Each entry must be reproduced precisely as it stands.

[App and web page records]
BEGIN
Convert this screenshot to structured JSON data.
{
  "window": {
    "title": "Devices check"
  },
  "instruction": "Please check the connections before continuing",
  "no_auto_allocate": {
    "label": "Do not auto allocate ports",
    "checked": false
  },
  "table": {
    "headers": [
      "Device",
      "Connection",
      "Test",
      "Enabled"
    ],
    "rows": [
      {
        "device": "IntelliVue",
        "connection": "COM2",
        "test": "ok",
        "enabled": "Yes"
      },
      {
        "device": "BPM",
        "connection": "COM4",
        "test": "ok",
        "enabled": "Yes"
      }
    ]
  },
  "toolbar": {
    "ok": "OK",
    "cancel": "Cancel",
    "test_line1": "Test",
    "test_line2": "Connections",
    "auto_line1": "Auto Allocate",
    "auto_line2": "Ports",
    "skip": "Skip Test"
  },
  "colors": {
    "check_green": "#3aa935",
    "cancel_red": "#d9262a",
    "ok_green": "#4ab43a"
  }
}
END
*Exercise output*
Convert this screenshot to structured JSON data.
{
  "window": {
    "title": "Devices check"
  },
  "instruction": "Please check the connections before continuing",
  "no_auto_allocate": {
    "label": "Do not auto allocate ports",
    "checked": false
  },
  "table": {
    "headers": [
      "Device",
      "Connection",
      "Test",
      "Enabled"
    ],
    "rows": [
      {
        "device": "IntelliVue",
        "connection": "COM2",
        "test": "ok",
        "enabled": "Yes"
      },
      {
        "device": "BPM",
        "connection": "COM4",
        "test": "ok",
        "enabled": "Yes"
      }
    ]
  },
  "toolbar": {
    "ok": "OK",
    "cancel": "Cancel",
    "test_line1": "Test",
    "test_line2": "Connections",
    "auto_line1": "Auto Allocate",
    "auto_line2": "Ports",
    "skip": "Skip Test"
  },
  "colors": {
    "check_green": "#3aa935",
    "cancel_red": "#d9262a",
    "ok_green": "#4ab43a"
  }
}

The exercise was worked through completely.